7. Be More Present in Your Relationships
One of the greatest sources of mental clutter can be relationship problems — with your partner and others in your life.
The practice of mindfulness allows us to be present with our partners, to be less emotionally reactive with them, and to more quickly overcome stressful situations in the relationship.
Relationship presence doesn’t just apply to romantic couples. You can practice mindfulness in all of your relationships.
What does it mean to be more present in your relationships?
Here are a few strategies you can practice:
Practice empathic listening.
Empathic (or active) listening is a willingness to step outside of your distracted mind and listen to the other person’s words in a non-judgmental way.
You remain completely attentive to what the person is saying. Avoid interrupting, even when you have something important to add.
Also, ask open-ended questions that invite more from the speaker. Avoid coming to premature conclusions or offering solutions. Be sure to reflect back to the speaker what you heard them say.
Practice mindful speaking.
Pay close attention to what you say during a conversation, particularly in your love relationship.
Place a mental filter between your thoughts and words, recognizing the power your words have on one of the most important people in your life.

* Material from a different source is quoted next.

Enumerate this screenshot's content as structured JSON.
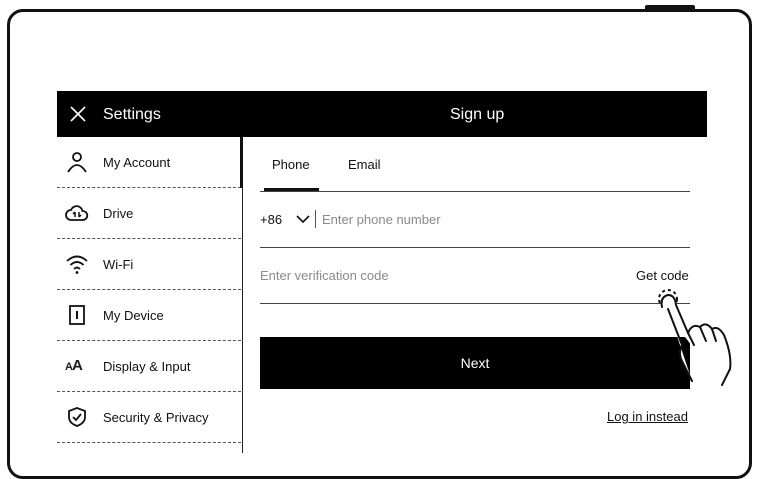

Resist the temptation to simply react to someone’s words or actions. Take a moment to choose your words carefully.
Speak in ways that are loving, compassionate, and respectful, and try to use a calm, non-threatening voice, even if the other person is agitated or angry.
Practice loving-kindness meditation.
A loving-kindness meditation focuses on developing feelings of warmth towards others.
You can use a loving-kindness meditation specifically to improve your relationships with various people in your life in order to reduce negative thinking about them.
This kind of meditation cultivates our awareness of others as human beings deserving of compassion and love—even when they are being difficult — which can decrease relationship conflicts and improve your own well-being.
The steps for a loving-kindness meditation are simple to follow and help you develop a positive mindset about all of your fellow beings.
8. Simplify Your Activities
Do you find yourself running around like a chicken, mindlessly checking items off your list so you feel productive and worthy?
We get trapped on the treadmill of tasks and obligations, leaving little time for those things that allow us to be present and fully engaged.
There’s no doubting the fact that it’s hard to break free from the busyness trap. We’ve been brainwashed to believe that “idleness is the root of all evil.”
We’re not suggesting that working hard, being productive, and having an active life are bad things. To the contrary, they can contribute to a fulfilling, happy life.
But there is a diminishing point of return that creates the opposite effect, making you feel depleted and overwhelmed.
Cutting back and expunging non-essential activities can feel uncomfortable and even threatening at first.
That’s why the first step in cutting back is embracing it as a worthy endeavor — acknowledging that busyness is contributing to your mental clutter and accepting that less really can be more.
Here are some ways to declutter your schedule so you can enjoy more of what’s truly important:
- Prioritize your daily activities by focusing on your core values.
- Purge your commitments and obligations by letting go of things that aren’t serving your values.
- Focus on just three main daily goals. Don’t overwhelm yourself.
- Allow for time to relax and do nothing, even for a few minutes.
- Leave work at work and avoid using digital devices at home to focus on work.
- Take a digital sabbatical at least one day a week.
Are you ready to declutter your mind?
When you neglect to take stock of your mental clutter, your thoughts and emotions remain freewheeling and capricious.
As a result, your experience of life becomes unpredictable and entirely dependent on the random nature of thought.
The less time you spend “in your head” with intrusive, negative thoughts, the more time you have to enjoy the present moment—and every present moment for the rest of your life.
Decluttering your mind is a lifelong endeavor, but one that pays off with profound rewards that can significantly impact your quality of life.